Are the technologies "ripe" and do
they have acceptable life-cycle costs and savings in the medium term of, say,
10-30 years? Does any nation, investing
in R&D, want to pick the winners in advance? The
Integration into existing infrastructure. Contrast the electricity grids in the
Does a given nation admit to its quantitative role in global warming and greenhouse gas emission?
Money supply, national debt management - new technologies will incur debt obligations on national scales
Currency valuation - a bone of
Strategic policy - there are defense and
resource vulnerabilities in both forgoing and adopting the new
technologies. E.g., rare earth supplies
for magnets in electric drives of new vehicles are predominantly in
Sovereignty - this issue is raised with
appalling frequency, esp. by the
interests - primarily the current purveyors of old energy and resource
technologies, such as Exxon Mobil as a notorious case. I don't know the quantitative figures, but I suspect
Environmental impacts - acknowledged and not acknowledged
Land use and water use - solar power uses a great deal of land area, and biofuels use unconscionable amounts of water for irrigation. Wind power uses land area and kills bats and birds.

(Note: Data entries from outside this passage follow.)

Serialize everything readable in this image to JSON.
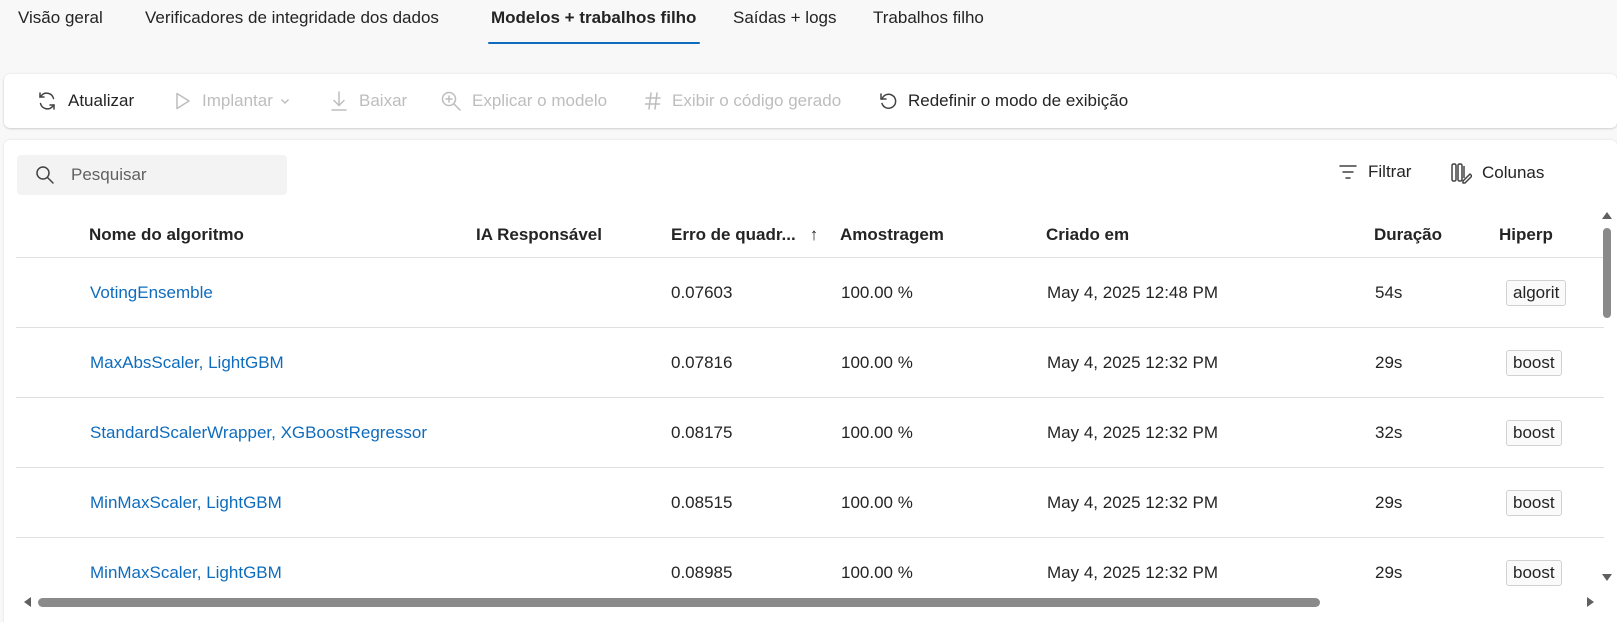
{
  "tabs": [
    {
      "label": "Visão geral",
      "active": false
    },
    {
      "label": "Verificadores de integridade dos dados",
      "active": false
    },
    {
      "label": "Modelos + trabalhos filho",
      "active": true
    },
    {
      "label": "Saídas + logs",
      "active": false
    },
    {
      "label": "Trabalhos filho",
      "active": false
    }
  ],
  "toolbar": {
    "refresh_label": "Atualizar",
    "deploy_label": "Implantar",
    "download_label": "Baixar",
    "explain_label": "Explicar o modelo",
    "code_label": "Exibir o código gerado",
    "reset_label": "Redefinir o modo de exibição"
  },
  "search": {
    "placeholder": "Pesquisar"
  },
  "actions": {
    "filter_label": "Filtrar",
    "columns_label": "Colunas"
  },
  "table": {
    "headers": {
      "algorithm": "Nome do algoritmo",
      "responsible_ai": "IA Responsável",
      "error": "Erro de quadr...",
      "sampling": "Amostragem",
      "created": "Criado em",
      "duration": "Duração",
      "hyperparams": "Hiperp"
    },
    "sort_indicator": "↑",
    "rows": [
      {
        "algorithm": "VotingEnsemble",
        "responsible_ai": "",
        "error": "0.07603",
        "sampling": "100.00 %",
        "created": "May 4, 2025 12:48 PM",
        "duration": "54s",
        "hyperparams": "algorit"
      },
      {
        "algorithm": "MaxAbsScaler, LightGBM",
        "responsible_ai": "",
        "error": "0.07816",
        "sampling": "100.00 %",
        "created": "May 4, 2025 12:32 PM",
        "duration": "29s",
        "hyperparams": "boost"
      },
      {
        "algorithm": "StandardScalerWrapper, XGBoostRegressor",
        "responsible_ai": "",
        "error": "0.08175",
        "sampling": "100.00 %",
        "created": "May 4, 2025 12:32 PM",
        "duration": "32s",
        "hyperparams": "boost"
      },
      {
        "algorithm": "MinMaxScaler, LightGBM",
        "responsible_ai": "",
        "error": "0.08515",
        "sampling": "100.00 %",
        "created": "May 4, 2025 12:32 PM",
        "duration": "29s",
        "hyperparams": "boost"
      },
      {
        "algorithm": "MinMaxScaler, LightGBM",
        "responsible_ai": "",
        "error": "0.08985",
        "sampling": "100.00 %",
        "created": "May 4, 2025 12:32 PM",
        "duration": "29s",
        "hyperparams": "boost"
      }
    ]
  },
  "colors": {
    "accent": "#0f6cbd",
    "disabled": "#bdbdbd",
    "text": "#242424"
  }
}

Our old technologies were relatively benign in both of these regards (see my writeup at http://gcconsortium.com/academic_page/Water-energy.html), but we have to give them up for their adverse and soon-irreversible effects on climate. We have to accept some new unpleasantries, and this will take public education on a massive scale.
Virtual water (biofuels) - a nation can buy biofuels made in another nation, with the water costs borne in that other nation. This is termed virtual water use, in the current food system. There is very little "freeboard" to do this with biofuels on any practical scale.

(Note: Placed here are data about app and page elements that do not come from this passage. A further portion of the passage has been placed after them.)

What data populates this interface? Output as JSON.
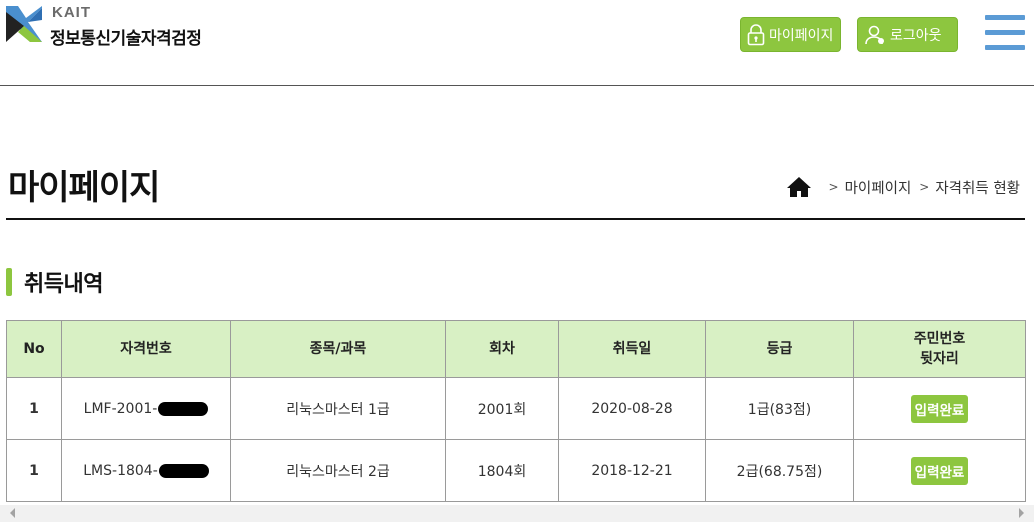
{
  "header": {
    "logo_kait": "KAIT",
    "logo_name": "정보통신기술자격검정",
    "mypage_label": "마이페이지",
    "logout_label": "로그아웃"
  },
  "page": {
    "title": "마이페이지",
    "breadcrumb": [
      "마이페이지",
      "자격취득 현황"
    ],
    "section_title": "취득내역"
  },
  "table": {
    "headers": [
      "No",
      "자격번호",
      "종목/과목",
      "회차",
      "취득일",
      "등급",
      "주민번호\n뒷자리"
    ],
    "rows": [
      {
        "no": "1",
        "cert_prefix": "LMF-2001-",
        "subject": "리눅스마스터 1급",
        "round": "2001회",
        "date": "2020-08-28",
        "grade": "1급(83점)",
        "status": "입력완료"
      },
      {
        "no": "1",
        "cert_prefix": "LMS-1804-",
        "subject": "리눅스마스터 2급",
        "round": "1804회",
        "date": "2018-12-21",
        "grade": "2급(68.75점)",
        "status": "입력완료"
      }
    ]
  },
  "colors": {
    "accent": "#8dc63f",
    "header_bg": "#d8f0c4",
    "menu": "#5b9bd5"
  },
  "icons": [
    "kait-logo",
    "lock-icon",
    "user-icon",
    "hamburger-icon",
    "home-icon",
    "scroll-left-icon",
    "scroll-right-icon"
  ]
}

True GHG accounting (again, biofuels) - many studies have come out on this, esp. from the BP-funded energy institutes at the University of Illinois and the University of California, Berkeley. Land clearance for biofuel crops can generate the emission of as much CO2 as up to 95 years of biofuel production. True accounting for GHG effects over the whole life cycle of a new energy technology is rarely mandated by laws in any nation.
manner of negotiating differs among nations.
There are stereotypes about Western vs. Eastern manners of
negotiating. There are large measures of
truth in these. I think all the participants
responsibility for current state - esp., who put all that CO2 up